Guest Post by Akila Radhakrishnan, Senior Counsel at the Global Justice Center
As we continue into the second week of the 57th Session of the United Nations Commission on the Status of Women, the conference this year focuses on the “elimination and prevention of all forms of violence against women and girls.” This has included a significant number of debates, side events and panels devoted to sexual violence in conflict.
Sexual violence, including rape, is a powerful and cost-effective weapon and tactic of war that has been successfully used to terrorize, dehumanize, and break down individuals, families and communities. It was used during the Second World War—and presumably since time immemorial—and has more recently been used in countless international and internal conflicts, including those in the former Yugoslavia and Rwanda. The rampant use of rape as a weapon of war continues today in the Democratic Republic of Congo, Syria and Burma, to name just a few examples.
Since 2000, through its resolutions on Women, Peace and Security, the UN Security Council has issued condemnations of the use of sexual violence during conflict and attempted to enact measures to curb its prevalence and combat impunity. In Security Council Resolution 1820, the Council found that the use of sexual violence as a tactic of war “in order to deliberately target civilians or as a part of a widespread or systematic attack against civilian populations” could be an impediment to the “restoration of international peace and security.”
Despite the UN’s attempts at concerted action on the issue of sexual violence in conflict, this global scourge continues unabated and, almost universally, unpunished. In fact, according to one important study of sexual violence in conflict in the Democratic Republic of Congo, a woman living there is raped nearly every minute—that’s about the time it took you to read the previous three paragraphs.

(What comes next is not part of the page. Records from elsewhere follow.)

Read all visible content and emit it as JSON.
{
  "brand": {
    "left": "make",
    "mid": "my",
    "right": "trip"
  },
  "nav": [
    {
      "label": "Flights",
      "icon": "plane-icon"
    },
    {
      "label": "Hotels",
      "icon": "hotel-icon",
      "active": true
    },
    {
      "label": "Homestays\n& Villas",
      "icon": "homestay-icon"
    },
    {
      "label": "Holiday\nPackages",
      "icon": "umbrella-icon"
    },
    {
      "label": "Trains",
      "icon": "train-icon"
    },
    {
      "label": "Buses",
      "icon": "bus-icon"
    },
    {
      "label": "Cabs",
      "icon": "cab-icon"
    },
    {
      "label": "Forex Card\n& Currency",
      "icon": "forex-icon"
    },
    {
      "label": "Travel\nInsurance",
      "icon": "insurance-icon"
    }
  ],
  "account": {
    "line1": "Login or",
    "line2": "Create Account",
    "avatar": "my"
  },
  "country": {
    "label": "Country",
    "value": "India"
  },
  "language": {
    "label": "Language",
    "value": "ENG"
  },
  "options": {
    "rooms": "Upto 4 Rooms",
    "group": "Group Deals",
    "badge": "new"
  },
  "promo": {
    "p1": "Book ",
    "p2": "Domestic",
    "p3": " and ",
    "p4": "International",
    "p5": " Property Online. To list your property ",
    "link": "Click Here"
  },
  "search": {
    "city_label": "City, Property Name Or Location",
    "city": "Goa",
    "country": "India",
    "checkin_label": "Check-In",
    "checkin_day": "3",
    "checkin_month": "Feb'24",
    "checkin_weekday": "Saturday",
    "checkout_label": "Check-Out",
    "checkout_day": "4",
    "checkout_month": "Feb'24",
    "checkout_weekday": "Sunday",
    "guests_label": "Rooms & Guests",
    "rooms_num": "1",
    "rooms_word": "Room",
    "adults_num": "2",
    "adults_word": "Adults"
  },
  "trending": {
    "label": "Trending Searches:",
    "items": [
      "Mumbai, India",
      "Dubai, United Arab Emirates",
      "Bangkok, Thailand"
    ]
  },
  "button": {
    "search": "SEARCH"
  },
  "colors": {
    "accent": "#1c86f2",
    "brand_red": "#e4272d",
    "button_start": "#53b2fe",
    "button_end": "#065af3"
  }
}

International humanitarian law prohibits the use of weapons or tactics of warfare that cause superfluous injury, unnecessary suffering, or violate “principles of humanity and the dictates of public conscience.’’ The UN has even defined what it means for rape to be used as a tactic of war: “Sexual violence as a ‘tactic of war’ refers to acts of sexual violence that are linked with military/political objectives and that serve (or intend to serve) a strategic aim related to the conflict.”
While not all wartime sexual violence can be explained or understood in the same way, there are certainly instances where the evidence indicates that it has been or is being used as a weapon/tactic of warfare. In Rwanda, for example, rape was found to have been a means to achieve genocide: “Sexual violence was a step in the process of destruction of the Tutsi group - destruction of the spirit, of the will to live, and of life itself.”
Wherever sexual violence is used in war, it falls into the category of prohibited weapons/tactics of war, comparable to such weapons as landmines and tactics as starvation. However, despite the endemic use of rape as a weapon/tactic of war, states have never been held accountable for its use as they have for other prohibited weapons or tactics of war.
Just as the classification of starvation as an unlawful tactic of war has had a tremendous deterrence impact, so, too, could the designation of sexual violence as an illegal weapon/tactic of war under humanitarian law. Such a designation could also be a vital step toward ending the culture of impunity that allows offending states and individuals to get away with committing sexual violence in war. Not only would treating rape as a prohibited weapon/tactic of war be essential to deterrence and changing norms that legitimize war rape, but it would also bring victims a whole new set of rights. Individuals raped in conflict would have a right to accountability and reparations for their injuries from the use of an illegal weapon/tactic, which would be separate and in addition to their right to have perpetrators charged with rape as a war crime or crime against humanity, for instance.
Zainab Hawa Bangura, the Special Representative of the Secretary General on Sexual Violence in Conflict, recently stated: “It is time that rape is treated as a security issue with real consequences, not a second-class crime that happens to second-class citizens . . . [t]his war tactic is as effective as any bomb and as destructive as any mine, and it needs to be addressed with the same determination as any other deadly weapon used in war.”
The time has come to go beyond the recognition that rape is being used as an illegal weapon/tactic of war – it’s time we started treating it like one, as we do with other prohibited weapons and tactics.
Campaign member, the Global Justice Center, focuses on dismantling the patriarchal and discriminatory political and legal structures that foster impunity for perpetrators of sexual violence in conflict and block avenues of justice for victims. The Weapons Discrimination Project seeks to have rape treated as an illegal weapon under the laws of war in order to ensure survivors’ rights to accountability and redress. Their August 12th Campaign challenges the routine denial of life-saving abortion to girls and women raped in armed conflict as a violation of their rights to nondiscriminatory medical care under the Geneva Conventions.